FDA Approved Adjuvant Nivolumab for Melanoma

December 27, 2017

The FDA has approved nivolumab for the adjuvant treatment of melanoma; it showed superiority compared with the standard of care in this patient population.

The US Food and Drug Administration (FDA) has approved nivolumab (Opdivo) for the adjuvant treatment of patients with melanoma and involvement of lymph nodes or metastatic disease who have undergone complete resection. Nivolumab is the first programmed death 1 (PD-1) inhibitor to show superiority compared with the standard of care, ipilimumab, in this patient population.

The new indication was granted based on data from the phase III CheckMate-238 trial, which randomly assigned 906 patients to nivolumab 3 mg/kg every 2 weeks or ipilimumab 10 mg/kg every 3 weeks for 4 doses and then every 12 weeks starting at week 24. The primary endpoint was recurrence-free survival.

The trial showed that nivolumab significantly improved recurrence-free survival compared with ipilimumab in patients with stage IIIB/C or stage IV melanoma after surgery. Patients assigned nivolumab had an 18-month recurrence-free survival rate of 66.4% compared with 52.7% for ipilimumab. The median recurrence-free survival was not yet reached in either group.
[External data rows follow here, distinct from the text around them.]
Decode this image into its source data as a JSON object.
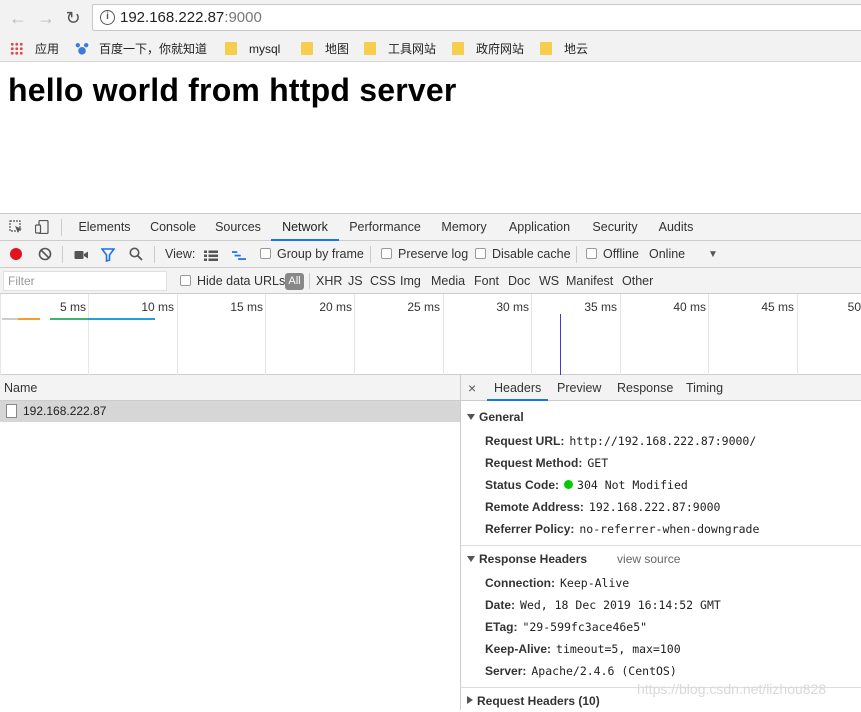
{
  "browser": {
    "url_host": "192.168.222.87",
    "url_port": ":9000",
    "bookmarks": [
      {
        "label": "应用",
        "icon": "apps-grid-icon"
      },
      {
        "label": "百度一下，你就知道",
        "icon": "baidu-paw-icon"
      },
      {
        "label": "mysql",
        "icon": "folder-icon"
      },
      {
        "label": "地图",
        "icon": "folder-icon"
      },
      {
        "label": "工具网站",
        "icon": "folder-icon"
      },
      {
        "label": "政府网站",
        "icon": "folder-icon"
      },
      {
        "label": "地云",
        "icon": "folder-icon"
      }
    ]
  },
  "page": {
    "heading": "hello world from httpd server"
  },
  "devtools": {
    "tabs": [
      "Elements",
      "Console",
      "Sources",
      "Network",
      "Performance",
      "Memory",
      "Application",
      "Security",
      "Audits"
    ],
    "active_tab": "Network",
    "toolbar": {
      "view_label": "View:",
      "group_by_frame": "Group by frame",
      "preserve_log": "Preserve log",
      "disable_cache": "Disable cache",
      "offline": "Offline",
      "throttle": "Online"
    },
    "filter": {
      "placeholder": "Filter",
      "hide_data_urls": "Hide data URLs",
      "types": [
        "All",
        "XHR",
        "JS",
        "CSS",
        "Img",
        "Media",
        "Font",
        "Doc",
        "WS",
        "Manifest",
        "Other"
      ]
    },
    "timeline_ticks": [
      "5 ms",
      "10 ms",
      "15 ms",
      "20 ms",
      "25 ms",
      "30 ms",
      "35 ms",
      "40 ms",
      "45 ms",
      "50"
    ],
    "requests": {
      "column_name": "Name",
      "rows": [
        "192.168.222.87"
      ]
    },
    "detail": {
      "tabs": [
        "Headers",
        "Preview",
        "Response",
        "Timing"
      ],
      "active_tab": "Headers",
      "close_glyph": "×",
      "general": {
        "title": "General",
        "items": [
          {
            "k": "Request URL:",
            "v": "http://192.168.222.87:9000/"
          },
          {
            "k": "Request Method:",
            "v": "GET"
          },
          {
            "k": "Status Code:",
            "v": "304 Not Modified"
          },
          {
            "k": "Remote Address:",
            "v": "192.168.222.87:9000"
          },
          {
            "k": "Referrer Policy:",
            "v": "no-referrer-when-downgrade"
          }
        ]
      },
      "response_headers": {
        "title": "Response Headers",
        "view_source": "view source",
        "items": [
          {
            "k": "Connection:",
            "v": "Keep-Alive"
          },
          {
            "k": "Date:",
            "v": "Wed, 18 Dec 2019 16:14:52 GMT"
          },
          {
            "k": "ETag:",
            "v": "\"29-599fc3ace46e5\""
          },
          {
            "k": "Keep-Alive:",
            "v": "timeout=5, max=100"
          },
          {
            "k": "Server:",
            "v": "Apache/2.4.6 (CentOS)"
          }
        ]
      },
      "request_headers": {
        "title": "Request Headers (10)"
      }
    },
    "colors": {
      "accent": "#1a73e8",
      "status_ok": "#00cc00",
      "record": "#e0131e"
    }
  },
  "watermark": "https://blog.csdn.net/lizhou828"
}
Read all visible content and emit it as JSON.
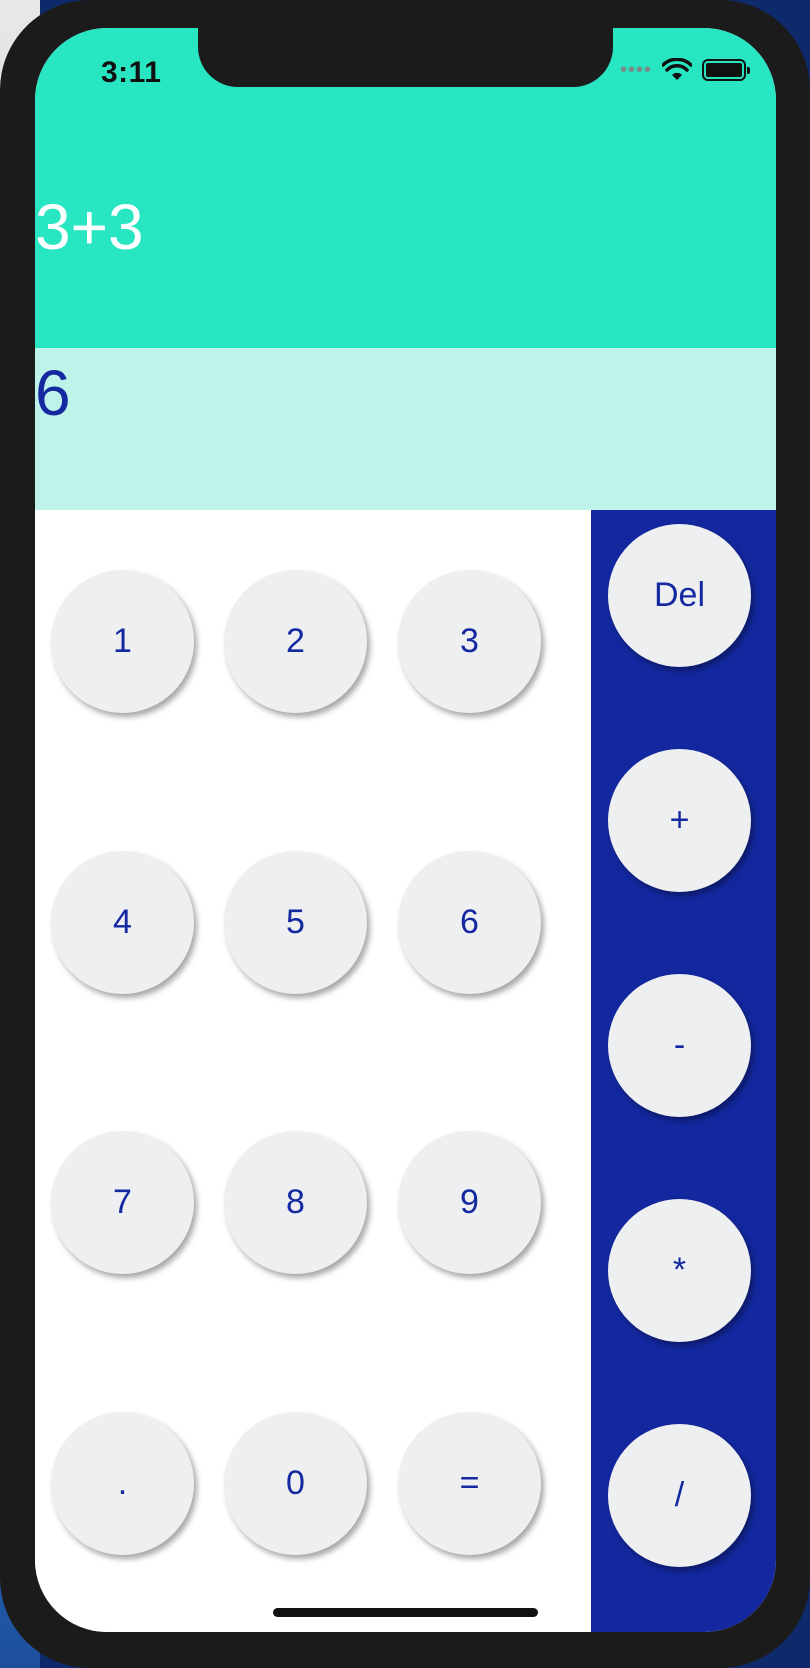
{
  "status_bar": {
    "time": "3:11",
    "signal_icon": "signal-dots-icon",
    "wifi_icon": "wifi-icon",
    "battery_icon": "battery-icon"
  },
  "display": {
    "expression": "3+3",
    "result": "6"
  },
  "keypad": {
    "digits": [
      [
        "1",
        "2",
        "3"
      ],
      [
        "4",
        "5",
        "6"
      ],
      [
        "7",
        "8",
        "9"
      ],
      [
        ".",
        "0",
        "="
      ]
    ]
  },
  "operators": [
    "Del",
    "+",
    "-",
    "*",
    "/"
  ],
  "colors": {
    "expression_bg": "#29e6c3",
    "result_bg": "#bdf3e8",
    "operator_panel_bg": "#13289f",
    "key_bg": "#eeeff1",
    "key_text": "#1428a0"
  }
}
Overall, treatment with nivolumab resulted in a 35% reduction in risk for disease recurrence compared with ipilimumab (hazard ratio, 0.65; 95% CI, 0.53–0.80; P < .0001). This improvement was seen across several subgroups including in patients with BRAF-mutant and BRAF wild-type disease.

In CheckMate-238, 9% of patients assigned nivolumab experienced adverse events that led to discontinuation compared with 42% of patients assigned ipilimumab. Grade 3/4 events occurred in 25% of patients assigned nivolumab compared with 55% of patients assigned ipilimumab.

Based on data from the CheckMate -238 trial, the National Comprehensive Cancer Network recently added nivolumab to its treatment guidelines for completely resected stage IIIB/C melanoma and completely resected stage III melanoma with clinical satellite or in-transit metastases.

“Immuno-Oncology has transformed the treatment of metastatic melanoma and many other cancers over the last decade, and we are now extending the use of novel agents to help prevent the recurrence of melanoma,” said Jeffrey S. Weber, MD, PhD, deputy director of the Laura and Isaac Perlmutter Cancer Center at New York University Langone Health and professor of medicine at NYU School of Medicine, in a press release.

“When melanoma has been removed surgically, physicians and patients alike sometimes struggle with the idea of further adjuvant treatment because the disease is no longer detectable, even though it may be likely to return,” he explained. “We recognized a need to develop new adjuvant treatments with lower toxicity compared to ipilimumab to help address this challenge. With its impressive efficacy and broad applicability within stage III and IV melanoma, nivolumab has the potential to become the next standard of care in preventing recurrence of melanoma following surgical resection.”